Cannabis Experiments on Mice

For the record, Psychological Medicine isn’t the first outlet to produce these kinds of results. Researchers from Tel Aviv University (TAU) in Israel conducted cannabis-related experiments on mice and saw strikingly similar results. They observed that younger “adolescent” mice with a susceptibility for developing schizophrenia gravitated toward THC (the primary ingredient of marijuana) and developed addictive habits.

This led the scientists to surmise that any individual with a family history of mental illness should be cautious around pot.

“Our research demonstrates that cannabis has a differential risk on susceptible versus non-susceptible individuals,” TAU psychiatrist Dr. Ran Barzilay revealed. “In other words, young people with a genetic susceptibility to schizophrenia – those who have psychiatric disorders in their families – should bear in mind that they’re playing with fire if they smoke pot during adolescence.”

We want to clearly articulate that we are not “anti-marijuana,” and this is not intended to be a political statement or discount the medicinal effects that many users have found so helpful. We prefer that our readers draw their own conclusions, but still feel it’s important to provide scientific facts in the process.

Additional Research Data on Cannabis and Mental Health

We’ve gathered some additional research data which seems to support the argument that those who have a history of mental illness (or are genetically predisposed) may be putting themselves at risk when they use cannabis.

Let’s start with data gathered from Stanford University. Stanford is a very reputable school known for conducting groundbreaking (unbiased) studies. Their website recently published an interview with researcher Robert MacCoun, PhD, who had this to say about the topic…
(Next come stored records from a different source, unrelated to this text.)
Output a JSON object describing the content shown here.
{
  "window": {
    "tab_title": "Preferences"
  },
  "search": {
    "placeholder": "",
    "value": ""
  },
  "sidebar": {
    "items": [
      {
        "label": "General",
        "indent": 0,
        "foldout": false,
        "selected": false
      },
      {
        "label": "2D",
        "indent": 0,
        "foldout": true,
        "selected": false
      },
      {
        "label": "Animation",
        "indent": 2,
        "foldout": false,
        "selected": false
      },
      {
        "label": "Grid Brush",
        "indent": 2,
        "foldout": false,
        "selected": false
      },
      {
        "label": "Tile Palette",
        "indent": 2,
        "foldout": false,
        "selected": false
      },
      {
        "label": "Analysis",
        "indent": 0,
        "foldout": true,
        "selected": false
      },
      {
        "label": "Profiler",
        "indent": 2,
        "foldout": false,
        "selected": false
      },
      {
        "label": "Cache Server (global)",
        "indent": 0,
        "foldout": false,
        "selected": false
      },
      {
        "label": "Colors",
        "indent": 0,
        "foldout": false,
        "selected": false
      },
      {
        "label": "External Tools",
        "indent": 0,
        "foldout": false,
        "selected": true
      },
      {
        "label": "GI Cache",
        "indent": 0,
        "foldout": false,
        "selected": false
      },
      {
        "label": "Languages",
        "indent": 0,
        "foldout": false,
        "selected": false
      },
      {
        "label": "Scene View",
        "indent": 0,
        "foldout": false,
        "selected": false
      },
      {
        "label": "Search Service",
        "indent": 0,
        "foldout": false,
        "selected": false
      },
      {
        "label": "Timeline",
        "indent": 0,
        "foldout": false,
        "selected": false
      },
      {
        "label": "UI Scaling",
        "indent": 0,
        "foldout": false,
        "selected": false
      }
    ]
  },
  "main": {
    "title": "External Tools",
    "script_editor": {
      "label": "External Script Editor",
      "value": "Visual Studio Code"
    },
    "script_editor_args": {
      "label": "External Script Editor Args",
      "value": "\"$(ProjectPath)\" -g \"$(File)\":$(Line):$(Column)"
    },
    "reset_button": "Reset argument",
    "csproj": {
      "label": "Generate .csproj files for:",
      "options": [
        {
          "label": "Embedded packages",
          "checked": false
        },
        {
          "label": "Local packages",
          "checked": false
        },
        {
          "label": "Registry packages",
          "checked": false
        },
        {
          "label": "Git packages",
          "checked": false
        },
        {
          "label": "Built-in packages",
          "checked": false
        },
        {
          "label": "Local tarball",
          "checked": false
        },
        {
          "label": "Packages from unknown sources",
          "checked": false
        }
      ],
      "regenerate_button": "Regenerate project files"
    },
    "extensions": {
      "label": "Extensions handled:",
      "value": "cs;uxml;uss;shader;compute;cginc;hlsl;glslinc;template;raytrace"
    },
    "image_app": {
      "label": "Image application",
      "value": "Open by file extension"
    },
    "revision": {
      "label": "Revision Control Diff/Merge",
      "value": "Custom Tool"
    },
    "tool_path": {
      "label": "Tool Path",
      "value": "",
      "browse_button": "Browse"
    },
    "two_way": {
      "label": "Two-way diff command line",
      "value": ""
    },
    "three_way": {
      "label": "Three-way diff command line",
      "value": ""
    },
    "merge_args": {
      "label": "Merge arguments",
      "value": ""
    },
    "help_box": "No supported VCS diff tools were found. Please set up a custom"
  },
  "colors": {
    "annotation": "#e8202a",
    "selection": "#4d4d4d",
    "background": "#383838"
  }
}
There is growing evidence that heavy marijuana use is associated with an increased risk of Cannabis Induced Psychosis. We don’t know if it is a true cause-and-effect relationship; let’s hope it is not. But I think the biggest health threat is dependence, which for marijuana is something like getting stuck in the La Brea tar pits — your world just gets smaller and smaller as you get more dysfunctional.
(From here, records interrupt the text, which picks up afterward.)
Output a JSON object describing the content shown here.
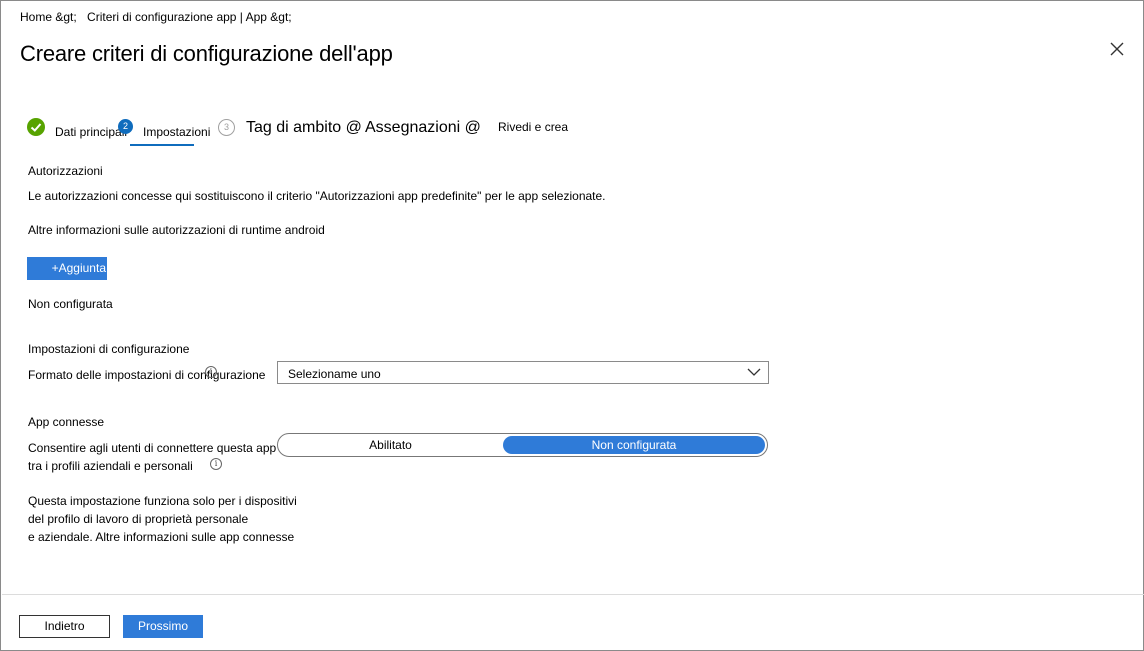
{
  "breadcrumb": [
    "Home &gt;",
    "Criteri di configurazione app | App &gt;"
  ],
  "title": "Creare criteri di configurazione dell'app",
  "steps": [
    {
      "label": "Dati principali",
      "status": "completed"
    },
    {
      "label": "Impostazioni",
      "number": "2",
      "status": "active"
    },
    {
      "label": "Tag di ambito @",
      "number": "3",
      "status": "pending"
    },
    {
      "label": "Assegnazioni @",
      "status": "pending"
    },
    {
      "label": "Rivedi e crea",
      "status": "pending"
    }
  ],
  "permissions": {
    "heading": "Autorizzazioni",
    "description": "Le autorizzazioni concesse qui sostituiscono il criterio \"Autorizzazioni app predefinite\" per le app selezionate.",
    "link": "Altre informazioni sulle autorizzazioni di runtime android",
    "add_button": "+Aggiunta",
    "status": "Non configurata"
  },
  "config_settings": {
    "heading": "Impostazioni di configurazione",
    "format_label": "Formato delle impostazioni di configurazione",
    "format_value": "Selezioname uno"
  },
  "connected_apps": {
    "heading": "App connesse",
    "label_line1": "Consentire agli utenti di connettere questa app",
    "label_line2": "tra i profili aziendali e personali",
    "toggle_left": "Abilitato",
    "toggle_right": "Non configurata",
    "selected": "Non configurata",
    "note_line1": "Questa impostazione funziona solo per i dispositivi",
    "note_line2": "del profilo di lavoro di proprietà personale",
    "note_line3": "e aziendale. Altre informazioni sulle app connesse"
  },
  "footer": {
    "back": "Indietro",
    "next": "Prossimo"
  },
  "colors": {
    "accent": "#2f7bd8",
    "active_step": "#0f6cbd",
    "completed": "#57a300"
  }
}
Harvard University Marijuana Research

Over on the east coast, professors at Harvard University are echoing the same thing; putting a strong emphasis on the dangers young users may face.

Contributor Ann McDonald wrote a lengthy piece on the Harvard Medical School site, sharing statistics their researchers put together after monitoring 2,000 local teenagers. That data showed that young people who smoked marijuana at least five times were twice as likely to have developed a psychosis over the next 10 years than those who did not.

Other data points showed that the young smokers most at risk were the ones who have a parent or sibling suffering from a psychotic disorder. It also showed that “heavy teenage users” (smoking more than 50 times per week) were six times as likely to develop some type of mental illness.

The teenage brain is still a work in progress,” McDonald wrote. “Between the teen years and the mid-20s, areas of the brain responsible for judgment and problem solving are still making connections with the emotional centers of the brain. Smoking marijuana may derail this process and so increase a young person’s vulnerability to psychotic thinking.

The data goes much further than that, and interestingly enough, scientists from the around the world have also conducted thorough research on this topic and yielded very similar results. Sweden, for example, has published lengthy journals on the correlation between cannabis and schizophrenia, complete with bar graphs and scientific testimonials.

correlation between cannabis and schizophrenia

It is always important to keep an open mind and understand the facts before embracing a substance you’re about to put into your body. And if you are a marijuana user and are noticing psychotic symptoms begin to emerge, we want you to understand that you are not alone and help is always available.

Cannabis Induced Psychosis is very real and is often scary for those who experience it.

If marijuana use leads to addiction, it might be necessary to seek dual diagnosis treatment to overcome the issues brought on by marijuana use and mental health problems combined.